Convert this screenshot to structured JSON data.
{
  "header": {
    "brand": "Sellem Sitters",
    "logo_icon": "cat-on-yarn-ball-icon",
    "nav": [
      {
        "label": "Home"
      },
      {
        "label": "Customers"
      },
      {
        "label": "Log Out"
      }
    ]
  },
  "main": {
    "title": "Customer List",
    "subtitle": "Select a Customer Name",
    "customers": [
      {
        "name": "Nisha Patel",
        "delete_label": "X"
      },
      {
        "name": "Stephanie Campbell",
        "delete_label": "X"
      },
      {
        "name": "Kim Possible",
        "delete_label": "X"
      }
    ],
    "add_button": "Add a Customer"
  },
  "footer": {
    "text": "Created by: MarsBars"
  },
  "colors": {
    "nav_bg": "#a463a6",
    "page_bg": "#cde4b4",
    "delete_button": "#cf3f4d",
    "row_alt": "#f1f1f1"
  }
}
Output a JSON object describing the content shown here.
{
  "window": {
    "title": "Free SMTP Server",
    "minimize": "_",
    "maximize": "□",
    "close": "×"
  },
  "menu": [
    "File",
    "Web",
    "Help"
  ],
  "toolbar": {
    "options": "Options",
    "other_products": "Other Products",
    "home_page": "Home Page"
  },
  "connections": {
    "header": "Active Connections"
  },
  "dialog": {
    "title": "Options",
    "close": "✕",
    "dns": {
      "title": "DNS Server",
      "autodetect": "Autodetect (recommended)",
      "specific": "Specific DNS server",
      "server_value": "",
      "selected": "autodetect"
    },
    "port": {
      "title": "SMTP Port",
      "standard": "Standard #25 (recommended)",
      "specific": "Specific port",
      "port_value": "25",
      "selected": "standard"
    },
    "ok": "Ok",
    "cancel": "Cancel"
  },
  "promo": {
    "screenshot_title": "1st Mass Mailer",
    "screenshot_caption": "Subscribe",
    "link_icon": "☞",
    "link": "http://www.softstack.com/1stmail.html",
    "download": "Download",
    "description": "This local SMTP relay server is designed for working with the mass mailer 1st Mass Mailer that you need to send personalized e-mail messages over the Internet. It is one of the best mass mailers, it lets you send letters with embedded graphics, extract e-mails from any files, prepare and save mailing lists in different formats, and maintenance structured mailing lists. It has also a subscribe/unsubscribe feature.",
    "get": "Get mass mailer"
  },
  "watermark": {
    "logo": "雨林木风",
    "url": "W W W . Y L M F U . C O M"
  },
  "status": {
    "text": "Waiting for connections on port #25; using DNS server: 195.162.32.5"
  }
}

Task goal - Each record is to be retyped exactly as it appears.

Exercise response -
Convert this screenshot to structured JSON data.
{
  "header": {
    "brand": "Sellem Sitters",
    "logo_icon": "cat-on-yarn-ball-icon",
    "nav": [
      {
        "label": "Home"
      },
      {
        "label": "Customers"
      },
      {
        "label": "Log Out"
      }
    ]
  },
  "main": {
    "title": "Customer List",
    "subtitle": "Select a Customer Name",
    "customers": [
      {
        "name": "Nisha Patel",
        "delete_label": "X"
      },
      {
        "name": "Stephanie Campbell",
        "delete_label": "X"
      },
      {
        "name": "Kim Possible",
        "delete_label": "X"
      }
    ],
    "add_button": "Add a Customer"
  },
  "footer": {
    "text": "Created by: MarsBars"
  },
  "colors": {
    "nav_bg": "#a463a6",
    "page_bg": "#cde4b4",
    "delete_button": "#cf3f4d",
    "row_alt": "#f1f1f1"
  }
}
Output a JSON object describing the content shown here.
{
  "window": {
    "title": "Free SMTP Server",
    "minimize": "_",
    "maximize": "□",
    "close": "×"
  },
  "menu": [
    "File",
    "Web",
    "Help"
  ],
  "toolbar": {
    "options": "Options",
    "other_products": "Other Products",
    "home_page": "Home Page"
  },
  "connections": {
    "header": "Active Connections"
  },
  "dialog": {
    "title": "Options",
    "close": "✕",
    "dns": {
      "title": "DNS Server",
      "autodetect": "Autodetect (recommended)",
      "specific": "Specific DNS server",
      "server_value": "",
      "selected": "autodetect"
    },
    "port": {
      "title": "SMTP Port",
      "standard": "Standard #25 (recommended)",
      "specific": "Specific port",
      "port_value": "25",
      "selected": "standard"
    },
    "ok": "Ok",
    "cancel": "Cancel"
  },
  "promo": {
    "screenshot_title": "1st Mass Mailer",
    "screenshot_caption": "Subscribe",
    "link_icon": "☞",
    "link": "http://www.softstack.com/1stmail.html",
    "download": "Download",
    "description": "This local SMTP relay server is designed for working with the mass mailer 1st Mass Mailer that you need to send personalized e-mail messages over the Internet. It is one of the best mass mailers, it lets you send letters with embedded graphics, extract e-mails from any files, prepare and save mailing lists in different formats, and maintenance structured mailing lists. It has also a subscribe/unsubscribe feature.",
    "get": "Get mass mailer"
  },
  "watermark": {
    "logo": "雨林木风",
    "url": "W W W . Y L M F U . C O M"
  },
  "status": {
    "text": "Waiting for connections on port #25; using DNS server: 195.162.32.5"
  }
}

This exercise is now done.